For research I was fortunate in that my group seemed to enjoy the idea of the sacrificial cult, I had pre-existing knowledge of the Ouroboros and Crom Cruach legends. The Ouroboros ( Token Rock 2006) is recognised as the snake consuming it’s own tale. All over the world this serpent has been seen as the embodiment of the eternal cycle of life and death. Originally the plan was to have the main character and cult originate from the Indonesian islands, the intention was to completely alienate the typical western audience as per Stuart Hall’s theory of stereotypes; “another feature of stereotyping is its practice of ‘closure’ and exclusion. It symbolically fixes boundaries, and excludes everything which does not belong.” (Hall 1997: 258). I have seen this theme explored in films such as “The Wicker Man” (Hardy 1973) wherein a devout Christian police officer is sent to investigate the disappearance of a young girl on an island inhabited by a cult of pagans. However in our idea the roles are reversed as the audience will identify with the local culture rather than the outsider.
However before I could conduct any research on Indonesian culture we changed the location from Indonesia to Ireland; the reason for the change was, during our first presentation the feedback we received made us change our minds so we decided to change location. It was at this point that I remembered the legend of Crom Cruach.
As previously stated the Ouroboros takes the form of a snake, Crom Cruach has also been depicted as a snake in some interpretations. Crom was also associated with human sacrifice so I began to put two and two together to create the basis of the cult that would be featured in our presentation. According to the legend Crom Cruach had a symbol which depicted a single gold stone surrounded by twelve normal stones in a circle, it is widely believed that these stone represent the months of the year and the Crom Cruach was some form of fertility god. the gruesome details came when I learned that in pre Christian Ireland in the Ulster province where the Crom Cruach cult resided the locals were said “To him the early Irish sacrificed one third of their children on Samain (November 1) in return for milk and corn and the good weather that insured the fertility of cattle and crops” (Lindemans 1997) I took this idea and created blood cult’s symbol by combining Crom Cruach’s traditional gold stone encircled by 12 regular stones with the Ouroboros snake.
Hall, S. (1997) Representation; Cultural Representations and Signifying Practices. London: SAGE Publications Ltd

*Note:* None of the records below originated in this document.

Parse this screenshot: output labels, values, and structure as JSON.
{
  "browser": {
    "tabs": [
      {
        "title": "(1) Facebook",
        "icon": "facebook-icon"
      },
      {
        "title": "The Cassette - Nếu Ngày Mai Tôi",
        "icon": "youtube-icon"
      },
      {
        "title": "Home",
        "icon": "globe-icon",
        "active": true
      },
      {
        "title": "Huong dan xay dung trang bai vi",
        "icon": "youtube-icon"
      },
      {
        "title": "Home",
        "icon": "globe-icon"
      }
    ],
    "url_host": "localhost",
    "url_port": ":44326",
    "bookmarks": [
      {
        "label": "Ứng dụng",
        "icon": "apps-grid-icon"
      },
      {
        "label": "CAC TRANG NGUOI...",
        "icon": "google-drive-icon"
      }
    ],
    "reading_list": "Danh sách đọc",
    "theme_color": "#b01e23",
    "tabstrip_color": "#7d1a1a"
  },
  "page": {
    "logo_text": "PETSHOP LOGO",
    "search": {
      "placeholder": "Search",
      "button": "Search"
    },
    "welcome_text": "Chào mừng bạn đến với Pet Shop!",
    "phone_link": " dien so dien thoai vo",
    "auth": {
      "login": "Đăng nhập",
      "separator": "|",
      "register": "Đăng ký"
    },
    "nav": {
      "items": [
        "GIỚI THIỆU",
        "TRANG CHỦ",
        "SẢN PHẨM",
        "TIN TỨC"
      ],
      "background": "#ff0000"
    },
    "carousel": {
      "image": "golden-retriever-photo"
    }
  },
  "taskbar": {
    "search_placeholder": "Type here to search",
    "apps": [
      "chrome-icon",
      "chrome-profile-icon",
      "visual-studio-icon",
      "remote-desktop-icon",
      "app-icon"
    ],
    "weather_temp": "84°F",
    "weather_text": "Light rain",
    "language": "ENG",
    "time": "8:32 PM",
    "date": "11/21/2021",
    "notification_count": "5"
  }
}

Hardy, R. (1973) The Wicker man. [DVD] United Kingdom: British Lion Films.
Lindemans, M. F. (1998) ‘Crom Cruach’. Encyclopedia Mythica [online] available from <http://www.pantheon.org/areas/mythology/europe/celtic/articles.html> [29 November 2013]
Token Rock (2006) Ouroboros [online] available from <http://www.tokenrock.com/explain-ouroboros-70.html> [28 November 2013]